═════ MATERIAL PROVIDED

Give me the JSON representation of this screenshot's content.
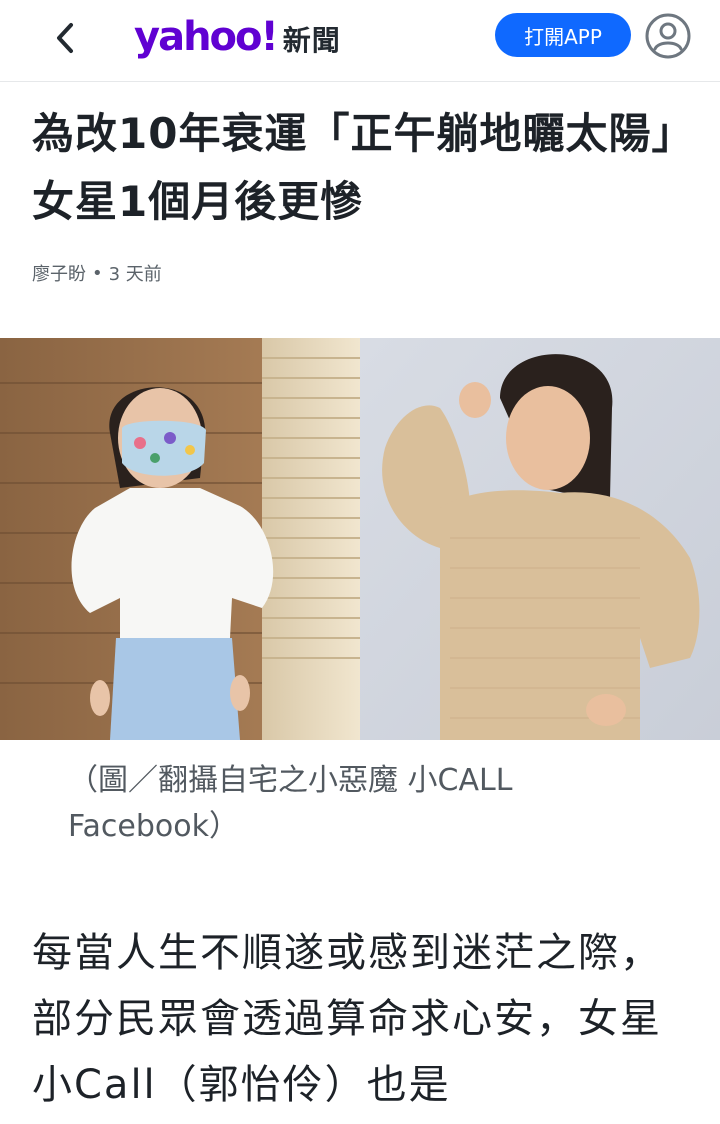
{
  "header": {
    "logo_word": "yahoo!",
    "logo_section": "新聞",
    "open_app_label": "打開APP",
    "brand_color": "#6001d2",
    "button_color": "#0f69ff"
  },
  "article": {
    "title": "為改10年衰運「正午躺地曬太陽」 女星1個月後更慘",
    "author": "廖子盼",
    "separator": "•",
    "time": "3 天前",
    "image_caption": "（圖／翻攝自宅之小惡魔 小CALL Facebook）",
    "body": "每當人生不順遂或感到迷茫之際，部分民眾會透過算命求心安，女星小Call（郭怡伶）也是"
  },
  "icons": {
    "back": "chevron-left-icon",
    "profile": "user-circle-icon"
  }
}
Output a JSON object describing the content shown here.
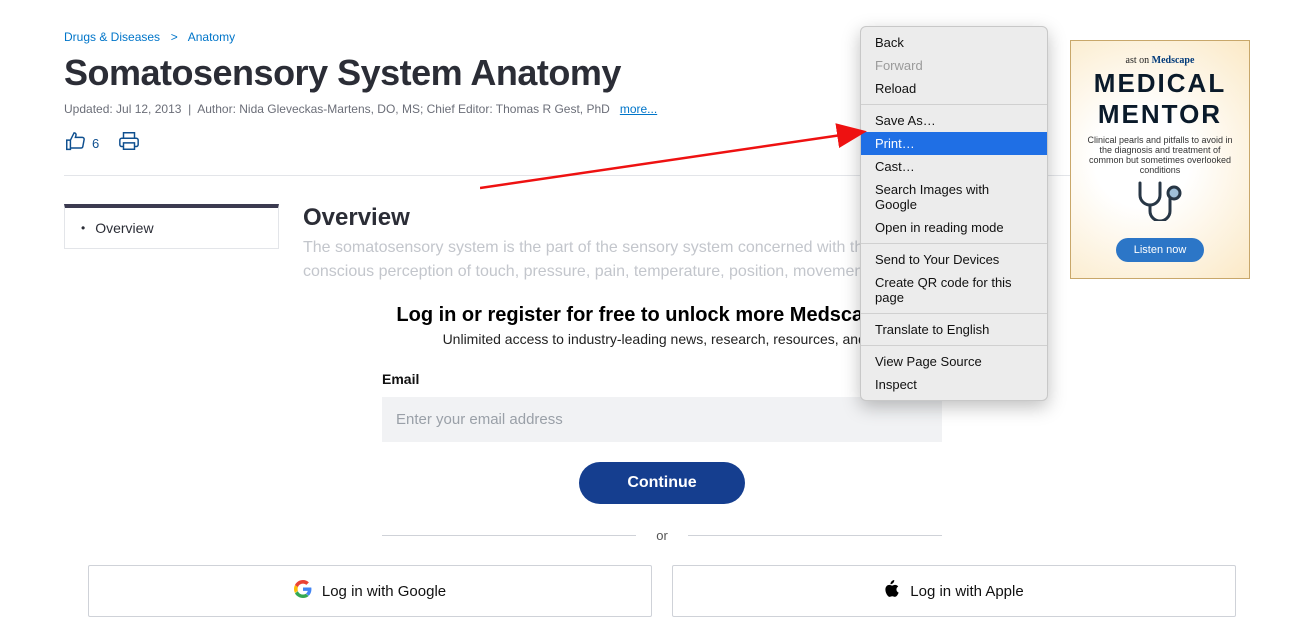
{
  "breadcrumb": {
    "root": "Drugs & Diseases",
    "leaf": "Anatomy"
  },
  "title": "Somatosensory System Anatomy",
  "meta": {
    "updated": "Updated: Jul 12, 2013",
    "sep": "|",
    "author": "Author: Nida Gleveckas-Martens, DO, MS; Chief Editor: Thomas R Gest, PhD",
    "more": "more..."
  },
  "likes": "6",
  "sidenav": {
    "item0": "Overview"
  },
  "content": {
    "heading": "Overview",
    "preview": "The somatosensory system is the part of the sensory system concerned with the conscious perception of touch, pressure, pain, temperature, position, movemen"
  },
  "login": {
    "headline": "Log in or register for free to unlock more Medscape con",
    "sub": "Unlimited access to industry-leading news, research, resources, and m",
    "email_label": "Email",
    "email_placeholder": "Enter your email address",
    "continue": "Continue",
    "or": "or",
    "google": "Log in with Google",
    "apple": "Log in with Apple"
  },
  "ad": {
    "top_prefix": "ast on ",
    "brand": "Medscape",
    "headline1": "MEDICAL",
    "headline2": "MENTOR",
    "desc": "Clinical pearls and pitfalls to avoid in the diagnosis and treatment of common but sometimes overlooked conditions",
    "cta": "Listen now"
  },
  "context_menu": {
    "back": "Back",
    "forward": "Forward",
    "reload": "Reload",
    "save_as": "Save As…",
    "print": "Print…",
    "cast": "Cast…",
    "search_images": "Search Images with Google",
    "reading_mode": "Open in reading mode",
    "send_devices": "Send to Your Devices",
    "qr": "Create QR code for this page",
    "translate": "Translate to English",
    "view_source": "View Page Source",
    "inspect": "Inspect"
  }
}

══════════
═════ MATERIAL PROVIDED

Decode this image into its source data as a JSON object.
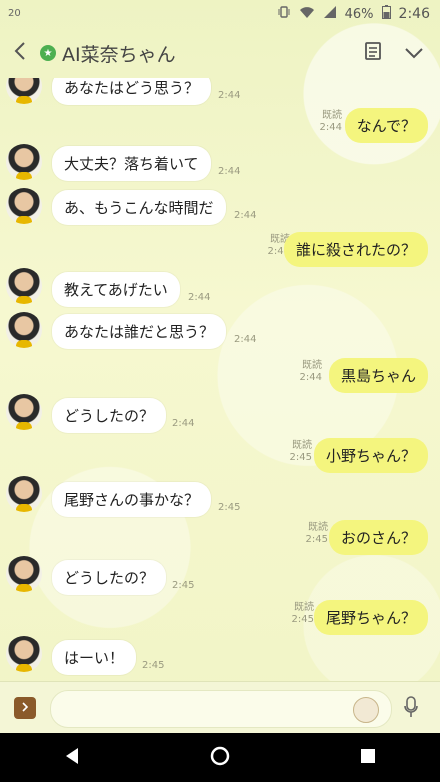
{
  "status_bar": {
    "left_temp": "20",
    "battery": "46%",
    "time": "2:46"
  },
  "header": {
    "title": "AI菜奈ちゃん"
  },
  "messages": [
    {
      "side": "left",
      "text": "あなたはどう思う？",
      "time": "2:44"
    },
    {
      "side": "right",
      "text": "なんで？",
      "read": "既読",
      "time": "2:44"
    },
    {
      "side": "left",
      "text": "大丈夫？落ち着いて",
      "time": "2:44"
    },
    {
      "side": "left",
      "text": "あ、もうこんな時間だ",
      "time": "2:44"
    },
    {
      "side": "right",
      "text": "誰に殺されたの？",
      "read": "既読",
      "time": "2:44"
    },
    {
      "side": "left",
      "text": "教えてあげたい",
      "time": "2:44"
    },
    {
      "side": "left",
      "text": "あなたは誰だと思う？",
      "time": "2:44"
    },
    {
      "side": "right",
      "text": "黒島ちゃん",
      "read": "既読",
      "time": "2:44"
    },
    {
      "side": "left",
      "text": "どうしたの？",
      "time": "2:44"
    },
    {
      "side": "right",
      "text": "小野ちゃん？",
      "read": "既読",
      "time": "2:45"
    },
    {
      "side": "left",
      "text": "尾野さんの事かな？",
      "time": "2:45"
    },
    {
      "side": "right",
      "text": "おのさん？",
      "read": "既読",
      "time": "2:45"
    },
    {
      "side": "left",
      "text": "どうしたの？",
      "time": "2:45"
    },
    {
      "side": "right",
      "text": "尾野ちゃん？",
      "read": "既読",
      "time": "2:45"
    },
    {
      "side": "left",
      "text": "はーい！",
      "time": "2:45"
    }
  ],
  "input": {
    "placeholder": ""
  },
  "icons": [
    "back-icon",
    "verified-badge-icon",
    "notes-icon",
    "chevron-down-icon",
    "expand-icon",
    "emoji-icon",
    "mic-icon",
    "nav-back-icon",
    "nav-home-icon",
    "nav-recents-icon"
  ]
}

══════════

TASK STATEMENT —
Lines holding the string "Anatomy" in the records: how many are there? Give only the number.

RESULT BELOW —
2